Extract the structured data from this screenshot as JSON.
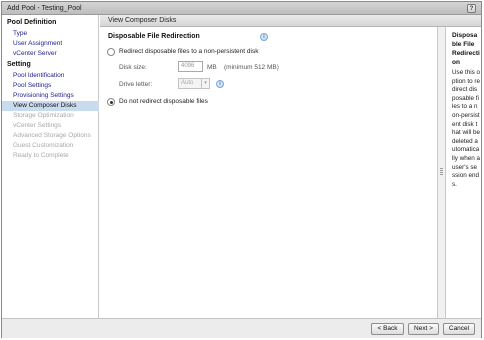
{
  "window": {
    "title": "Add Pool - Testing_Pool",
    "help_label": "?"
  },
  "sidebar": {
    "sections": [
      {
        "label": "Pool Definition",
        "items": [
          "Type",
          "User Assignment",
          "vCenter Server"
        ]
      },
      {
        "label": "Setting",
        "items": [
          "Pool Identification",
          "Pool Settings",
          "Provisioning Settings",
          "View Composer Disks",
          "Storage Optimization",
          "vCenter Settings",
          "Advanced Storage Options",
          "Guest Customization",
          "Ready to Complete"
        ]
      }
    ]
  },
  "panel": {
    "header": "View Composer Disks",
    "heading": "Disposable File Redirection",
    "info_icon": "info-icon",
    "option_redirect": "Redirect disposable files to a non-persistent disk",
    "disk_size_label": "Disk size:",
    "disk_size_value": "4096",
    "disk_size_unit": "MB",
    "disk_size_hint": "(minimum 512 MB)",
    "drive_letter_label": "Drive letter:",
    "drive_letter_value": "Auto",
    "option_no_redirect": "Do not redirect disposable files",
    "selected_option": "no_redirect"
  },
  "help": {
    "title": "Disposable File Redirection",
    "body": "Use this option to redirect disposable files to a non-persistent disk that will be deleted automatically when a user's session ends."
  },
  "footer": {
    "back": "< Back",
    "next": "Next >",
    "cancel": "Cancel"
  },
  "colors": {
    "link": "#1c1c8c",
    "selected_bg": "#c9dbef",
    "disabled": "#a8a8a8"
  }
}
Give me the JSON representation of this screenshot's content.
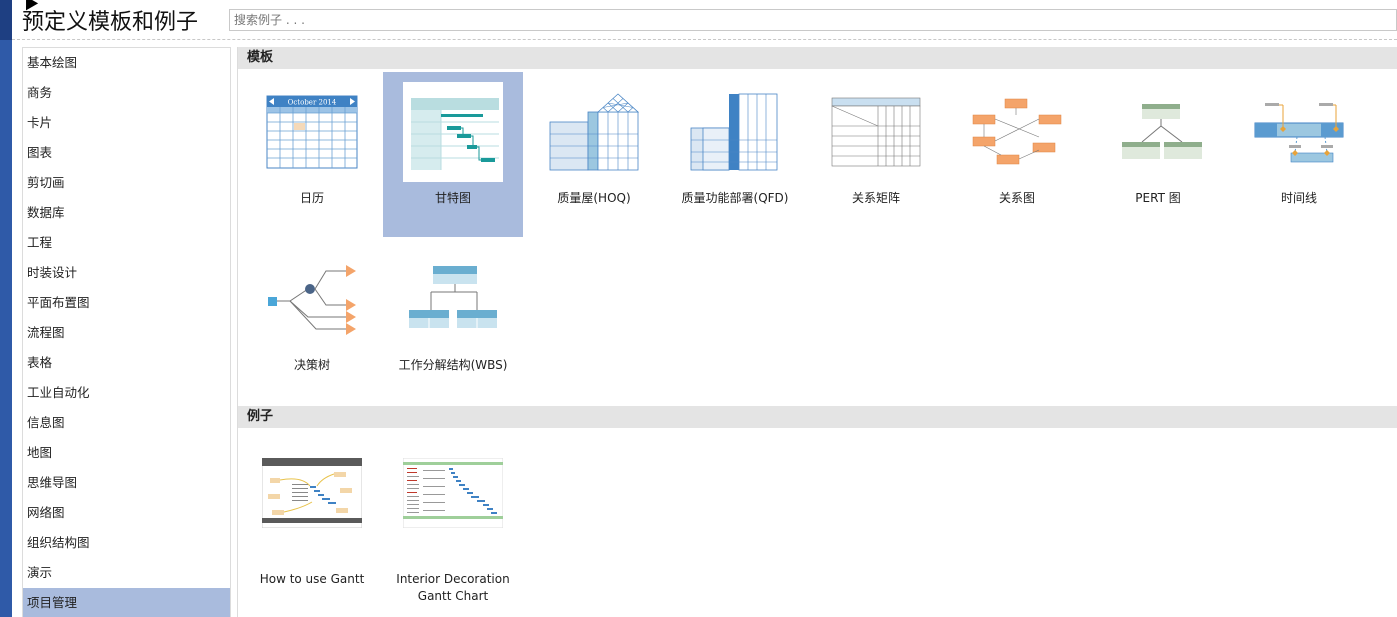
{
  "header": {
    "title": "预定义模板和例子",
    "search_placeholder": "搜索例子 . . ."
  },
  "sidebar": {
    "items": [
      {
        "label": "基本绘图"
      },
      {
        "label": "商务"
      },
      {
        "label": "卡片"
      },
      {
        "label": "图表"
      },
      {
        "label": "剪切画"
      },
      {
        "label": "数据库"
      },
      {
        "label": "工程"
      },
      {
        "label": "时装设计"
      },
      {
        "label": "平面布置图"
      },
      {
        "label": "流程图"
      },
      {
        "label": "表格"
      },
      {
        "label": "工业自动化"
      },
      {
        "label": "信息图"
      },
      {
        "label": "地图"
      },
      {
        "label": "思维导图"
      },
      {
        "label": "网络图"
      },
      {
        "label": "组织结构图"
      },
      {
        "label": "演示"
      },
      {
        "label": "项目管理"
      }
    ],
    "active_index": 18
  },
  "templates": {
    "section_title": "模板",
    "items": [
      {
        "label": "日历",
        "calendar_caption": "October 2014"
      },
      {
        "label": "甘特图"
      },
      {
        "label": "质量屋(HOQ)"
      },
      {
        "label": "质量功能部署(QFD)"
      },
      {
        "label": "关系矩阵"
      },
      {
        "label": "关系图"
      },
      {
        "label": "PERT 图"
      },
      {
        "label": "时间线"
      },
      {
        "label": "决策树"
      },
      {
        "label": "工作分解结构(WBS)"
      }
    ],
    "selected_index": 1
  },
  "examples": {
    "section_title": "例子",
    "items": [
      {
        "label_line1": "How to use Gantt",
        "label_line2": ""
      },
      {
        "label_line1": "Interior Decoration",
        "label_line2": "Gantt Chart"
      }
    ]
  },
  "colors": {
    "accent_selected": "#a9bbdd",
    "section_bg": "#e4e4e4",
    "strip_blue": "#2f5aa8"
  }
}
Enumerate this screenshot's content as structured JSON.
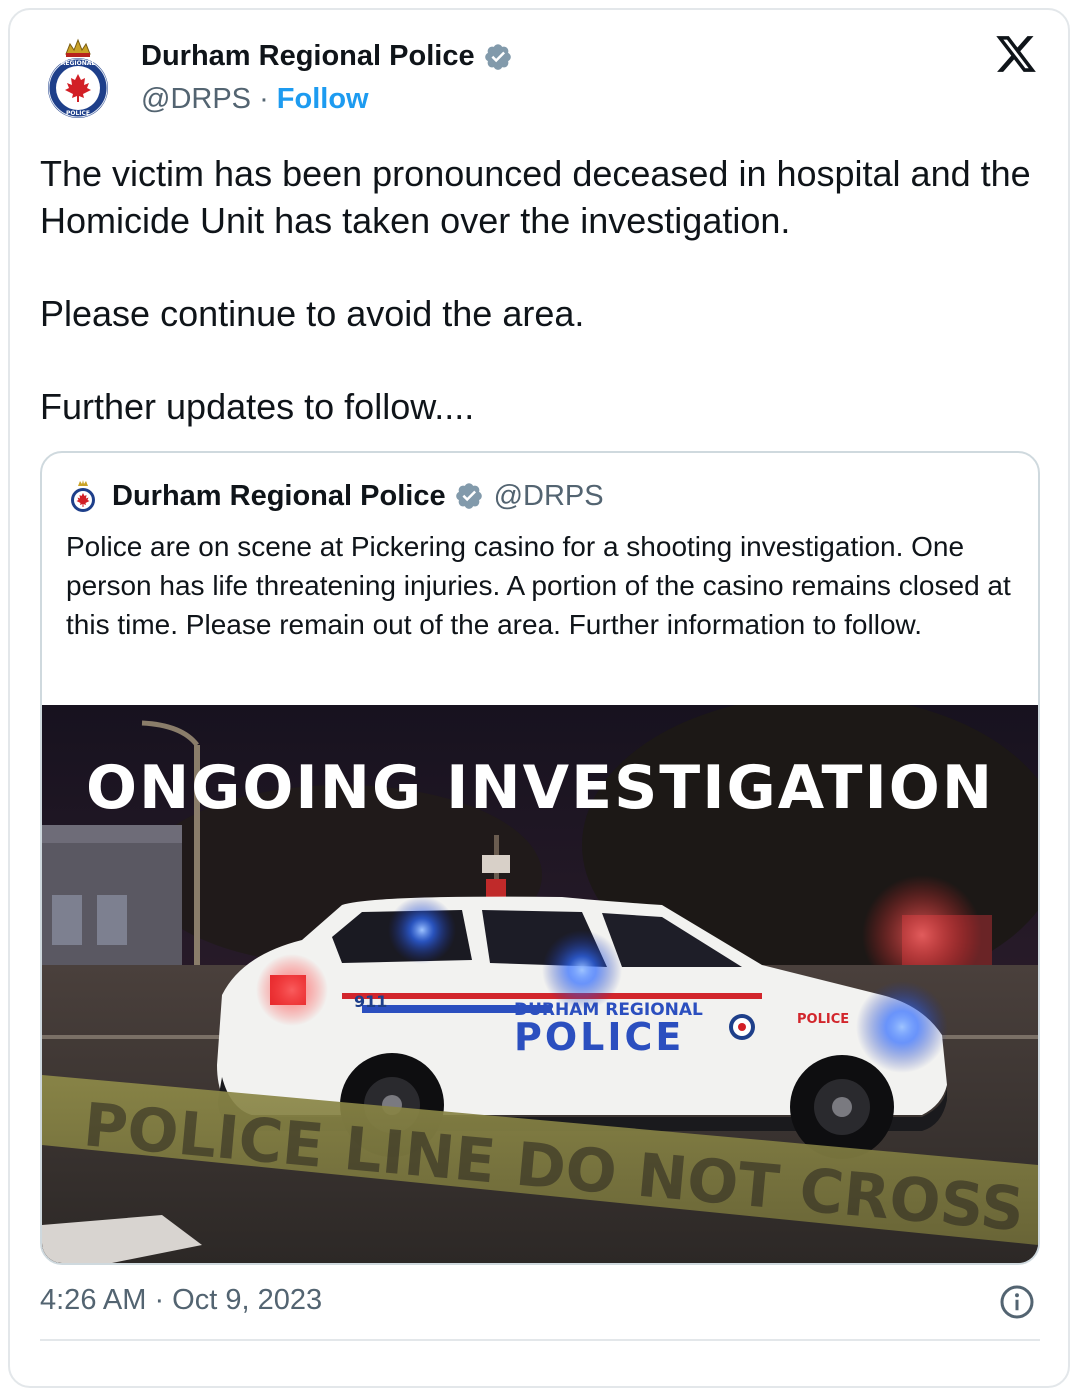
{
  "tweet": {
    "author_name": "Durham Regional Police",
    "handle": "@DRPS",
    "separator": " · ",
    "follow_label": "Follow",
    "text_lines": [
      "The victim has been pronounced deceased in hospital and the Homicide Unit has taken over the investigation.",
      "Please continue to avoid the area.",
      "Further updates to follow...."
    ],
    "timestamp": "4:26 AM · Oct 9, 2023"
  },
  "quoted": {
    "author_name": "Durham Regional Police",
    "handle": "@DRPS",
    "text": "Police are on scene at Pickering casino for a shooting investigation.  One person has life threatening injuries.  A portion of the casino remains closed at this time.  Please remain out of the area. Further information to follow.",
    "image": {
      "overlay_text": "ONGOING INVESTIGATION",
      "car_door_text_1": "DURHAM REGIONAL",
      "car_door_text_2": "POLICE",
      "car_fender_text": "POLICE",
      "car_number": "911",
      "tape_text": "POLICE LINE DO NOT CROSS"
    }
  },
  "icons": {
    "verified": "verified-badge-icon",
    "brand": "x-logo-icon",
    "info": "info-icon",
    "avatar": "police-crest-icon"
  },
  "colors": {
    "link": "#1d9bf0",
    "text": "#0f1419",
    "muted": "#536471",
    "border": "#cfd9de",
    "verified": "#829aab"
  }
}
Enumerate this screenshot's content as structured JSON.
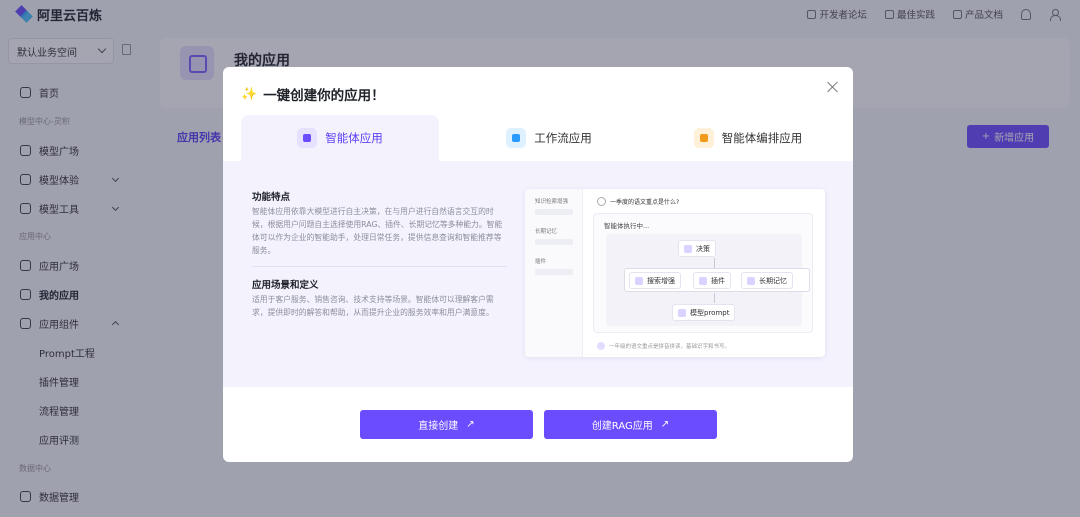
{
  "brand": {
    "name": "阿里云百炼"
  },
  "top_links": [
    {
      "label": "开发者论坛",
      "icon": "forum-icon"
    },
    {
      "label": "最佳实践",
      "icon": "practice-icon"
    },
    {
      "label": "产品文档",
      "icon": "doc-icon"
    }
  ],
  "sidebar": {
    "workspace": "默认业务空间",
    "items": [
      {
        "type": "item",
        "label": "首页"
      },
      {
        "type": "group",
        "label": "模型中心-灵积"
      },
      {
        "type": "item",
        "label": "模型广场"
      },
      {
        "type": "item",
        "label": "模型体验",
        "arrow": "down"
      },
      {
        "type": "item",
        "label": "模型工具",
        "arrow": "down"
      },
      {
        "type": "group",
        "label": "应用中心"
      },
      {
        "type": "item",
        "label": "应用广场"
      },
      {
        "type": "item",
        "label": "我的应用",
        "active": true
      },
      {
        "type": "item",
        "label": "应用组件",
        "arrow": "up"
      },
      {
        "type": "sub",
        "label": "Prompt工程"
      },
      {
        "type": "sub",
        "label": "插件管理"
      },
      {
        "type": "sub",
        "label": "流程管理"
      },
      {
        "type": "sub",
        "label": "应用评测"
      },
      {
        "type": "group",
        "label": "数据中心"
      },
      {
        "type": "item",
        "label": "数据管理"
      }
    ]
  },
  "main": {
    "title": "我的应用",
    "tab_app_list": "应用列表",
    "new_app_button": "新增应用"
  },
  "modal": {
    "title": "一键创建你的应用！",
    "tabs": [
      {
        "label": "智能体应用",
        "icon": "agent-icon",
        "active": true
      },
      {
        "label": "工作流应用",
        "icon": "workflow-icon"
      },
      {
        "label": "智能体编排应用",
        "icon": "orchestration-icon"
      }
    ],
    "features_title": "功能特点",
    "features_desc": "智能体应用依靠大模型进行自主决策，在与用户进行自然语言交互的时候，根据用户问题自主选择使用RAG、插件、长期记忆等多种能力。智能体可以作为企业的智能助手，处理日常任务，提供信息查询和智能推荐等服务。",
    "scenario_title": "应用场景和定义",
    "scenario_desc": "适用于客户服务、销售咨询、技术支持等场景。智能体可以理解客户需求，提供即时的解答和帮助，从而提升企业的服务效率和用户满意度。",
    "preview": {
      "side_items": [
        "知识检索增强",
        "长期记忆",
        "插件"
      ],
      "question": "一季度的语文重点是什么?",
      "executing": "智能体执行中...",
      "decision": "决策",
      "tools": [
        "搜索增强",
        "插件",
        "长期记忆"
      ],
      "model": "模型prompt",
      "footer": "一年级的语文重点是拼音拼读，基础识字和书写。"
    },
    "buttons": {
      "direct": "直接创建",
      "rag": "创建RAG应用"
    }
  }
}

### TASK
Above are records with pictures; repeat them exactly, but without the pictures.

### OUTPUT FOR THIS EXERCISE
Extract the structured data from this screenshot as JSON.
{
  "window": {
    "title": "Add Pool - Testing_Pool",
    "help_label": "?"
  },
  "sidebar": {
    "sections": [
      {
        "label": "Pool Definition",
        "items": [
          "Type",
          "User Assignment",
          "vCenter Server"
        ]
      },
      {
        "label": "Setting",
        "items": [
          "Pool Identification",
          "Pool Settings",
          "Provisioning Settings",
          "View Composer Disks",
          "Storage Optimization",
          "vCenter Settings",
          "Advanced Storage Options",
          "Guest Customization",
          "Ready to Complete"
        ]
      }
    ]
  },
  "panel": {
    "header": "View Composer Disks",
    "heading": "Disposable File Redirection",
    "info_icon": "info-icon",
    "option_redirect": "Redirect disposable files to a non-persistent disk",
    "disk_size_label": "Disk size:",
    "disk_size_value": "4096",
    "disk_size_unit": "MB",
    "disk_size_hint": "(minimum 512 MB)",
    "drive_letter_label": "Drive letter:",
    "drive_letter_value": "Auto",
    "option_no_redirect": "Do not redirect disposable files",
    "selected_option": "no_redirect"
  },
  "help": {
    "title": "Disposable File Redirection",
    "body": "Use this option to redirect disposable files to a non-persistent disk that will be deleted automatically when a user's session ends."
  },
  "footer": {
    "back": "< Back",
    "next": "Next >",
    "cancel": "Cancel"
  },
  "colors": {
    "link": "#1c1c8c",
    "selected_bg": "#c9dbef",
    "disabled": "#a8a8a8"
  }
}
Give me the JSON representation of this screenshot's content.
{
  "header": {
    "title": "预定义模板和例子",
    "search_placeholder": "搜索例子 . . ."
  },
  "sidebar": {
    "items": [
      {
        "label": "基本绘图"
      },
      {
        "label": "商务"
      },
      {
        "label": "卡片"
      },
      {
        "label": "图表"
      },
      {
        "label": "剪切画"
      },
      {
        "label": "数据库"
      },
      {
        "label": "工程"
      },
      {
        "label": "时装设计"
      },
      {
        "label": "平面布置图"
      },
      {
        "label": "流程图"
      },
      {
        "label": "表格"
      },
      {
        "label": "工业自动化"
      },
      {
        "label": "信息图"
      },
      {
        "label": "地图"
      },
      {
        "label": "思维导图"
      },
      {
        "label": "网络图"
      },
      {
        "label": "组织结构图"
      },
      {
        "label": "演示"
      },
      {
        "label": "项目管理"
      }
    ],
    "active_index": 18
  },
  "templates": {
    "section_title": "模板",
    "items": [
      {
        "label": "日历",
        "calendar_caption": "October 2014"
      },
      {
        "label": "甘特图"
      },
      {
        "label": "质量屋(HOQ)"
      },
      {
        "label": "质量功能部署(QFD)"
      },
      {
        "label": "关系矩阵"
      },
      {
        "label": "关系图"
      },
      {
        "label": "PERT 图"
      },
      {
        "label": "时间线"
      },
      {
        "label": "决策树"
      },
      {
        "label": "工作分解结构(WBS)"
      }
    ],
    "selected_index": 1
  },
  "examples": {
    "section_title": "例子",
    "items": [
      {
        "label_line1": "How to use Gantt",
        "label_line2": ""
      },
      {
        "label_line1": "Interior Decoration",
        "label_line2": "Gantt Chart"
      }
    ]
  },
  "colors": {
    "accent_selected": "#a9bbdd",
    "section_bg": "#e4e4e4",
    "strip_blue": "#2f5aa8"
  }
}
Enumerate this screenshot's content as structured JSON.
{
  "tweet": {
    "author_name": "Durham Regional Police",
    "handle": "@DRPS",
    "separator": " · ",
    "follow_label": "Follow",
    "text_lines": [
      "The victim has been pronounced deceased in hospital and the Homicide Unit has taken over the investigation.",
      "Please continue to avoid the area.",
      "Further updates to follow...."
    ],
    "timestamp": "4:26 AM · Oct 9, 2023"
  },
  "quoted": {
    "author_name": "Durham Regional Police",
    "handle": "@DRPS",
    "text": "Police are on scene at Pickering casino for a shooting investigation.  One person has life threatening injuries.  A portion of the casino remains closed at this time.  Please remain out of the area. Further information to follow.",
    "image": {
      "overlay_text": "ONGOING INVESTIGATION",
      "car_door_text_1": "DURHAM REGIONAL",
      "car_door_text_2": "POLICE",
      "car_fender_text": "POLICE",
      "car_number": "911",
      "tape_text": "POLICE LINE DO NOT CROSS"
    }
  },
  "icons": {
    "verified": "verified-badge-icon",
    "brand": "x-logo-icon",
    "info": "info-icon",
    "avatar": "police-crest-icon"
  },
  "colors": {
    "link": "#1d9bf0",
    "text": "#0f1419",
    "muted": "#536471",
    "border": "#cfd9de",
    "verified": "#829aab"
  }
}
Enumerate this screenshot's content as structured JSON.
{
  "brand": {
    "name": "阿里云百炼"
  },
  "top_links": [
    {
      "label": "开发者论坛",
      "icon": "forum-icon"
    },
    {
      "label": "最佳实践",
      "icon": "practice-icon"
    },
    {
      "label": "产品文档",
      "icon": "doc-icon"
    }
  ],
  "sidebar": {
    "workspace": "默认业务空间",
    "items": [
      {
        "type": "item",
        "label": "首页"
      },
      {
        "type": "group",
        "label": "模型中心-灵积"
      },
      {
        "type": "item",
        "label": "模型广场"
      },
      {
        "type": "item",
        "label": "模型体验",
        "arrow": "down"
      },
      {
        "type": "item",
        "label": "模型工具",
        "arrow": "down"
      },
      {
        "type": "group",
        "label": "应用中心"
      },
      {
        "type": "item",
        "label": "应用广场"
      },
      {
        "type": "item",
        "label": "我的应用",
        "active": true
      },
      {
        "type": "item",
        "label": "应用组件",
        "arrow": "up"
      },
      {
        "type": "sub",
        "label": "Prompt工程"
      },
      {
        "type": "sub",
        "label": "插件管理"
      },
      {
        "type": "sub",
        "label": "流程管理"
      },
      {
        "type": "sub",
        "label": "应用评测"
      },
      {
        "type": "group",
        "label": "数据中心"
      },
      {
        "type": "item",
        "label": "数据管理"
      }
    ]
  },
  "main": {
    "title": "我的应用",
    "tab_app_list": "应用列表",
    "new_app_button": "新增应用"
  },
  "modal": {
    "title": "一键创建你的应用！",
    "tabs": [
      {
        "label": "智能体应用",
        "icon": "agent-icon",
        "active": true
      },
      {
        "label": "工作流应用",
        "icon": "workflow-icon"
      },
      {
        "label": "智能体编排应用",
        "icon": "orchestration-icon"
      }
    ],
    "features_title": "功能特点",
    "features_desc": "智能体应用依靠大模型进行自主决策，在与用户进行自然语言交互的时候，根据用户问题自主选择使用RAG、插件、长期记忆等多种能力。智能体可以作为企业的智能助手，处理日常任务，提供信息查询和智能推荐等服务。",
    "scenario_title": "应用场景和定义",
    "scenario_desc": "适用于客户服务、销售咨询、技术支持等场景。智能体可以理解客户需求，提供即时的解答和帮助，从而提升企业的服务效率和用户满意度。",
    "preview": {
      "side_items": [
        "知识检索增强",
        "长期记忆",
        "插件"
      ],
      "question": "一季度的语文重点是什么?",
      "executing": "智能体执行中...",
      "decision": "决策",
      "tools": [
        "搜索增强",
        "插件",
        "长期记忆"
      ],
      "model": "模型prompt",
      "footer": "一年级的语文重点是拼音拼读，基础识字和书写。"
    },
    "buttons": {
      "direct": "直接创建",
      "rag": "创建RAG应用"
    }
  }
}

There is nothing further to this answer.